**** Entries provided ****

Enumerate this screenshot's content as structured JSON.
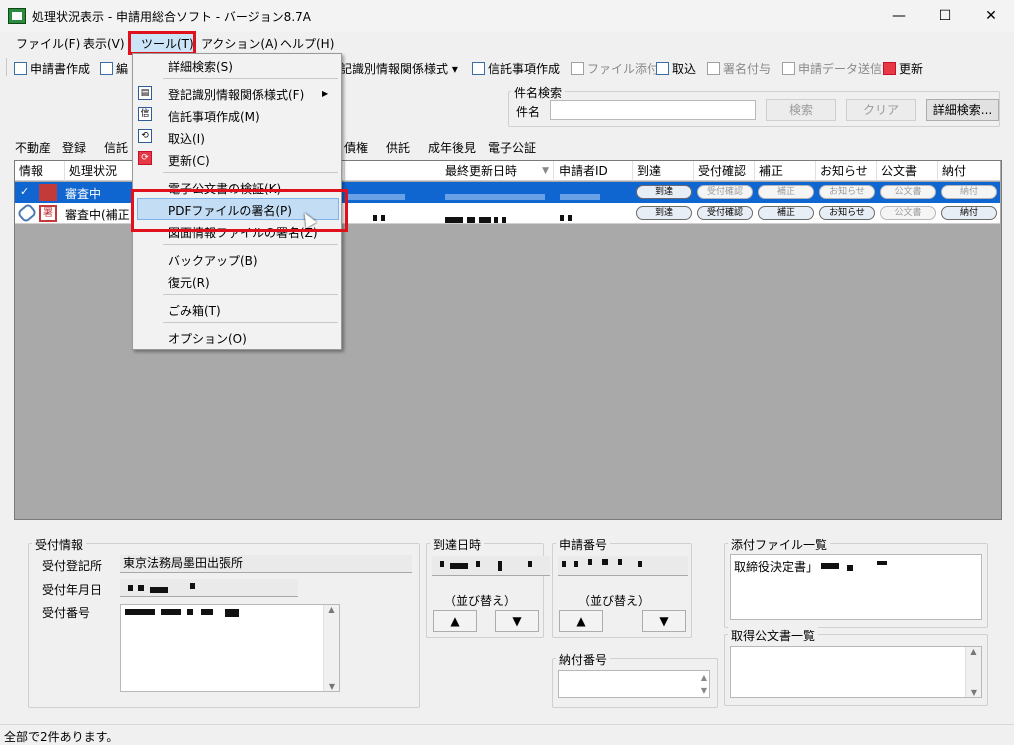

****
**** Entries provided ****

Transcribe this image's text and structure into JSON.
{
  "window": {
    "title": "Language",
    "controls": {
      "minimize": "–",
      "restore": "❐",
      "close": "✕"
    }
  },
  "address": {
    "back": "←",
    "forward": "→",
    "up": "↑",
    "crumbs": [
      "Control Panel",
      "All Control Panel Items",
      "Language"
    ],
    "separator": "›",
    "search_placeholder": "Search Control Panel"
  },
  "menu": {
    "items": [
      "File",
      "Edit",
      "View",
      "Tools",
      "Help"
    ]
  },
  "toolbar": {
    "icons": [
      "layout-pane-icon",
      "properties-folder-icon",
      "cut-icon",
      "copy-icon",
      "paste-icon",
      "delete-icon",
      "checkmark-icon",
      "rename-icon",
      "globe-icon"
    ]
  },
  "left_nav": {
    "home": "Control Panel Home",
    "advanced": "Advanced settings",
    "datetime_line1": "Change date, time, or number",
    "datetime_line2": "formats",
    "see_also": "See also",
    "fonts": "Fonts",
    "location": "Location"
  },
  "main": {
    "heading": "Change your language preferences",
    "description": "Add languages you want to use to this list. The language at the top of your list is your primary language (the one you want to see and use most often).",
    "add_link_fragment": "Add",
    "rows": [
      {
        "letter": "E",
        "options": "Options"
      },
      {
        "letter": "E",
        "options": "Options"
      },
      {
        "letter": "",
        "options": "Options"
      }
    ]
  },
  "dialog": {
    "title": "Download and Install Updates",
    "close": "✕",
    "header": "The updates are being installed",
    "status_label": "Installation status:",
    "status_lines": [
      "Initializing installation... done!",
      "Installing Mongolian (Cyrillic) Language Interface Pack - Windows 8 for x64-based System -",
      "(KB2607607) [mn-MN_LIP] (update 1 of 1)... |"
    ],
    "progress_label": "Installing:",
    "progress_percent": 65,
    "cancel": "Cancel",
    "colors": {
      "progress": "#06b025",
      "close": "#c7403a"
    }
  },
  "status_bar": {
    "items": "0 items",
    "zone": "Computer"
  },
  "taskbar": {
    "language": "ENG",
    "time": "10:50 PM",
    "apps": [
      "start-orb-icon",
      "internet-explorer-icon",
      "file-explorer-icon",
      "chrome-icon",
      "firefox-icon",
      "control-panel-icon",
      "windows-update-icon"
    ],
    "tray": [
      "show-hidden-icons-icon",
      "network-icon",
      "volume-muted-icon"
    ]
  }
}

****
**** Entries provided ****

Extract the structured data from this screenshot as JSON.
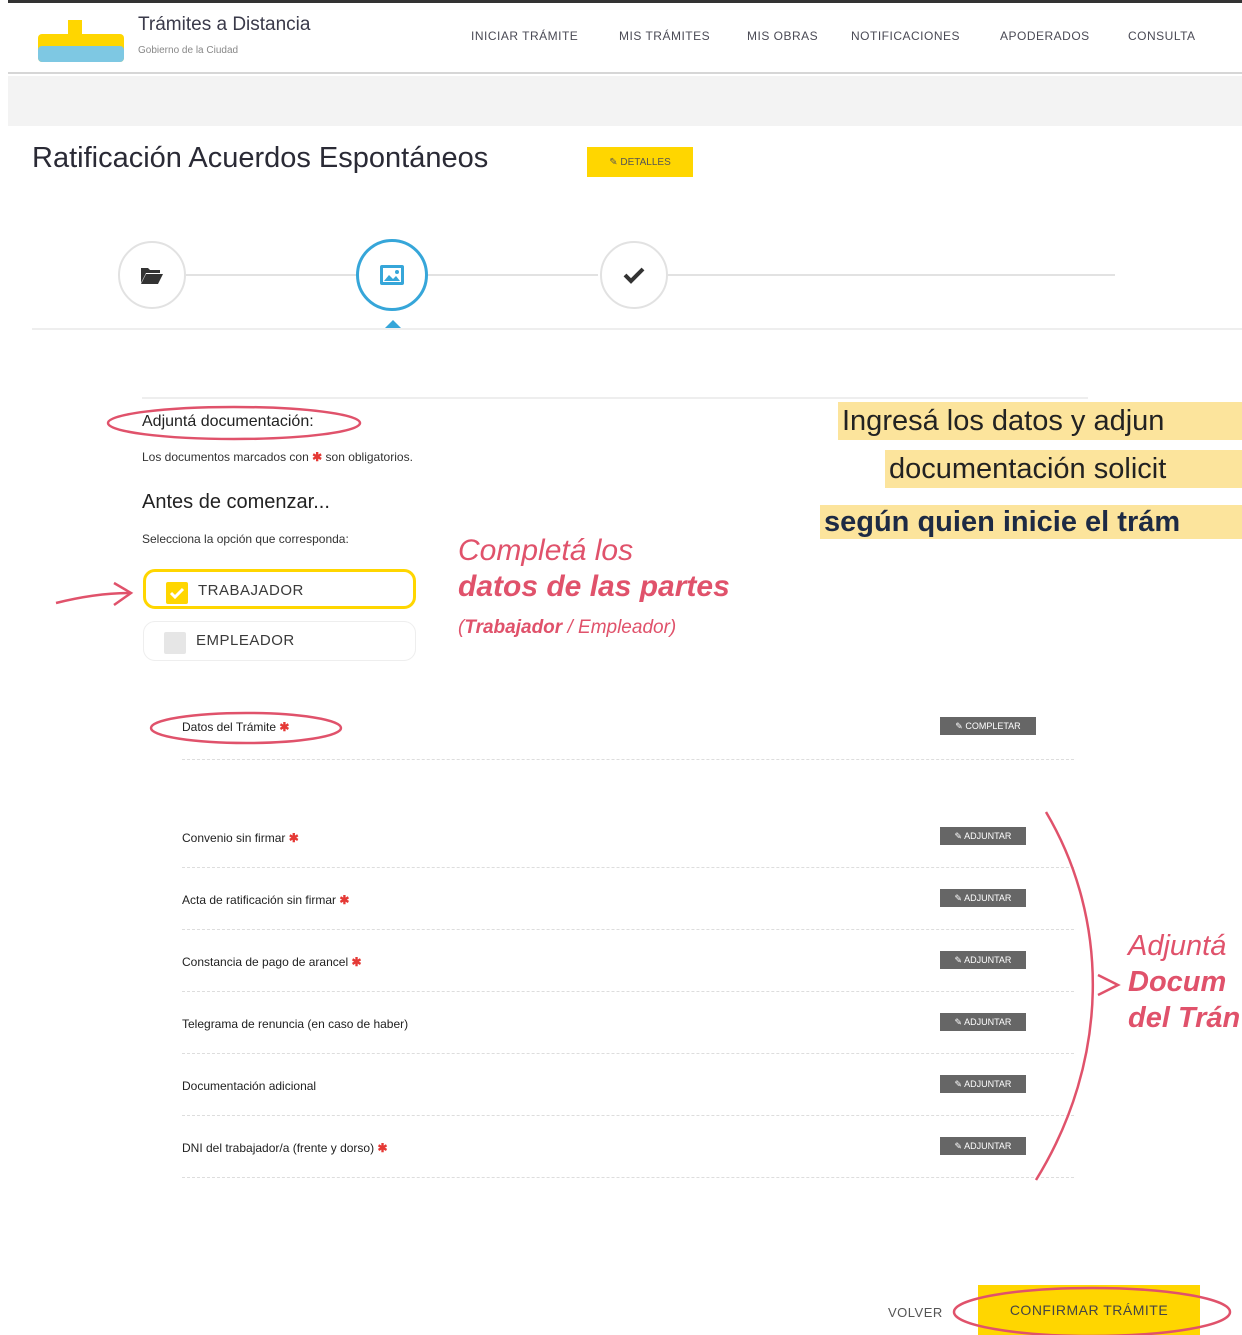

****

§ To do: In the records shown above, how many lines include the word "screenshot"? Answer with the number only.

§ Written response: 2